*WHAT IS EXPECTED*
Without the pictures, output the records below exactly as they are.

☆ ☆ ☆ ☆ ☆

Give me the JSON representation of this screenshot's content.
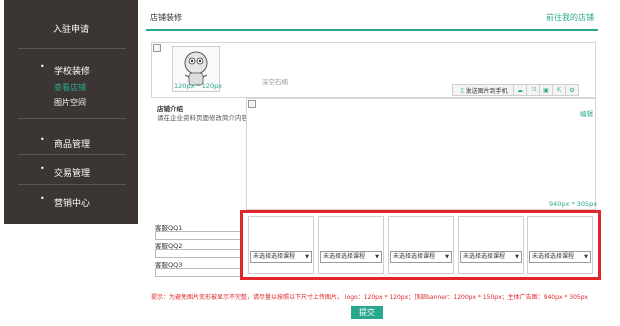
{
  "sidebar": {
    "top_label": "入驻申请",
    "groups": [
      {
        "label": "学校装修",
        "subs": [
          "查看店铺",
          "图片空间"
        ]
      },
      {
        "label": "商品管理"
      },
      {
        "label": "交易管理"
      },
      {
        "label": "营销中心"
      }
    ],
    "bullet": "•",
    "active_color": "#2aa88e",
    "bg_color": "#3b3634"
  },
  "header": {
    "title": "店铺装修",
    "link": "前往我的店铺"
  },
  "banner": {
    "logo_size": "120px * 120px",
    "store_name": "深空石楠",
    "send_label": "发送图片到手机"
  },
  "intro": {
    "title": "店铺介绍",
    "desc": "请在企业资料页面修改简介内容"
  },
  "ad": {
    "edit_label": "编辑",
    "size_label": "940px * 305px"
  },
  "qq": {
    "labels": [
      "客服QQ1",
      "客服QQ2",
      "客服QQ3"
    ]
  },
  "selects": {
    "option": "未选择选择课程"
  },
  "footer": {
    "tip": "提示：为避免图片变形被显示不完整，请尽量以按照以下尺寸上传图片。 logo：120px * 120px；顶部banner：1200px * 150px；主体广告图：940px * 305px",
    "submit": "提交"
  },
  "icons": [
    "phone-icon",
    "cloud-icon",
    "shuffle-icon",
    "save-icon",
    "export-icon",
    "settings-icon"
  ],
  "accent_color": "#2aa88e",
  "highlight_color": "#e0262b"
}
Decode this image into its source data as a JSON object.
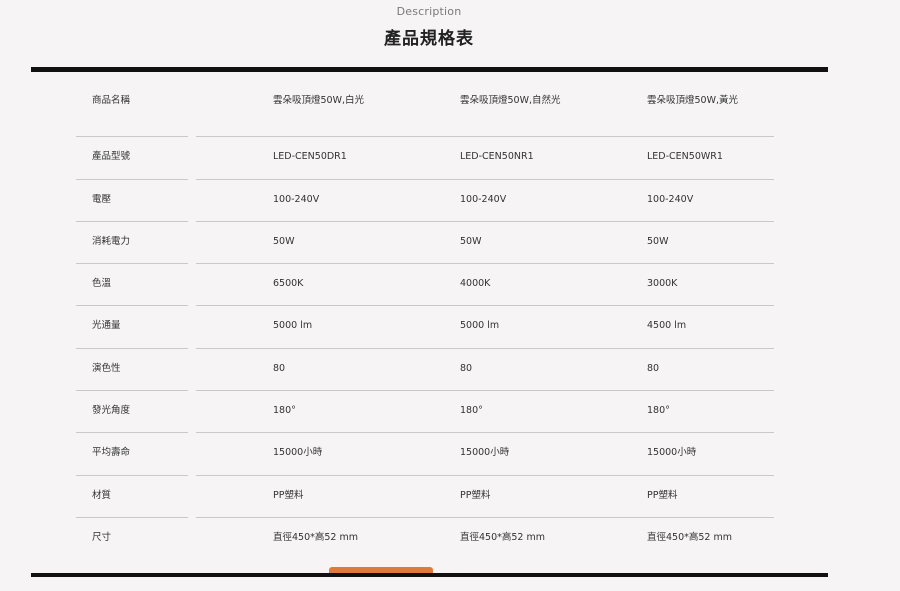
{
  "header": {
    "kicker": "Description",
    "title": "產品規格表"
  },
  "spec_table": {
    "rows": [
      {
        "label": "商品名稱",
        "values": [
          "雲朵吸頂燈50W,白光",
          "雲朵吸頂燈50W,自然光",
          "雲朵吸頂燈50W,黃光"
        ]
      },
      {
        "label": "產品型號",
        "values": [
          "LED-CEN50DR1",
          "LED-CEN50NR1",
          "LED-CEN50WR1"
        ]
      },
      {
        "label": "電壓",
        "values": [
          "100-240V",
          "100-240V",
          "100-240V"
        ]
      },
      {
        "label": "消耗電力",
        "values": [
          "50W",
          "50W",
          "50W"
        ]
      },
      {
        "label": "色溫",
        "values": [
          "6500K",
          "4000K",
          "3000K"
        ]
      },
      {
        "label": "光通量",
        "values": [
          "5000 lm",
          "5000 lm",
          "4500 lm"
        ]
      },
      {
        "label": "演色性",
        "values": [
          "80",
          "80",
          "80"
        ]
      },
      {
        "label": "發光角度",
        "values": [
          "180°",
          "180°",
          "180°"
        ]
      },
      {
        "label": "平均壽命",
        "values": [
          "15000小時",
          "15000小時",
          "15000小時"
        ]
      },
      {
        "label": "材質",
        "values": [
          "PP塑料",
          "PP塑料",
          "PP塑料"
        ]
      },
      {
        "label": "尺寸",
        "values": [
          "直徑450*高52 mm",
          "直徑450*高52 mm",
          "直徑450*高52 mm"
        ]
      }
    ]
  },
  "colors": {
    "background": "#f6f4f5",
    "rule": "#111111",
    "accent_tab": "#e07a3c",
    "divider": "#c9c9c9"
  }
}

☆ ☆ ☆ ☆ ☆

*RESULT FOR THIS TASK*
Give me the JSON representation of this screenshot's content.
{
  "sidebar": {
    "top_label": "入驻申请",
    "groups": [
      {
        "label": "学校装修",
        "subs": [
          "查看店铺",
          "图片空间"
        ]
      },
      {
        "label": "商品管理"
      },
      {
        "label": "交易管理"
      },
      {
        "label": "营销中心"
      }
    ],
    "bullet": "•",
    "active_color": "#2aa88e",
    "bg_color": "#3b3634"
  },
  "header": {
    "title": "店铺装修",
    "link": "前往我的店铺"
  },
  "banner": {
    "logo_size": "120px * 120px",
    "store_name": "深空石楠",
    "send_label": "发送图片到手机"
  },
  "intro": {
    "title": "店铺介绍",
    "desc": "请在企业资料页面修改简介内容"
  },
  "ad": {
    "edit_label": "编辑",
    "size_label": "940px * 305px"
  },
  "qq": {
    "labels": [
      "客服QQ1",
      "客服QQ2",
      "客服QQ3"
    ]
  },
  "selects": {
    "option": "未选择选择课程"
  },
  "footer": {
    "tip": "提示：为避免图片变形被显示不完整，请尽量以按照以下尺寸上传图片。 logo：120px * 120px；顶部banner：1200px * 150px；主体广告图：940px * 305px",
    "submit": "提交"
  },
  "icons": [
    "phone-icon",
    "cloud-icon",
    "shuffle-icon",
    "save-icon",
    "export-icon",
    "settings-icon"
  ],
  "accent_color": "#2aa88e",
  "highlight_color": "#e0262b"
}
Decode this image into its source data as a JSON object.
{
  "header": {
    "kicker": "Description",
    "title": "產品規格表"
  },
  "spec_table": {
    "rows": [
      {
        "label": "商品名稱",
        "values": [
          "雲朵吸頂燈50W,白光",
          "雲朵吸頂燈50W,自然光",
          "雲朵吸頂燈50W,黃光"
        ]
      },
      {
        "label": "產品型號",
        "values": [
          "LED-CEN50DR1",
          "LED-CEN50NR1",
          "LED-CEN50WR1"
        ]
      },
      {
        "label": "電壓",
        "values": [
          "100-240V",
          "100-240V",
          "100-240V"
        ]
      },
      {
        "label": "消耗電力",
        "values": [
          "50W",
          "50W",
          "50W"
        ]
      },
      {
        "label": "色溫",
        "values": [
          "6500K",
          "4000K",
          "3000K"
        ]
      },
      {
        "label": "光通量",
        "values": [
          "5000 lm",
          "5000 lm",
          "4500 lm"
        ]
      },
      {
        "label": "演色性",
        "values": [
          "80",
          "80",
          "80"
        ]
      },
      {
        "label": "發光角度",
        "values": [
          "180°",
          "180°",
          "180°"
        ]
      },
      {
        "label": "平均壽命",
        "values": [
          "15000小時",
          "15000小時",
          "15000小時"
        ]
      },
      {
        "label": "材質",
        "values": [
          "PP塑料",
          "PP塑料",
          "PP塑料"
        ]
      },
      {
        "label": "尺寸",
        "values": [
          "直徑450*高52 mm",
          "直徑450*高52 mm",
          "直徑450*高52 mm"
        ]
      }
    ]
  },
  "colors": {
    "background": "#f6f4f5",
    "rule": "#111111",
    "accent_tab": "#e07a3c",
    "divider": "#c9c9c9"
  }
}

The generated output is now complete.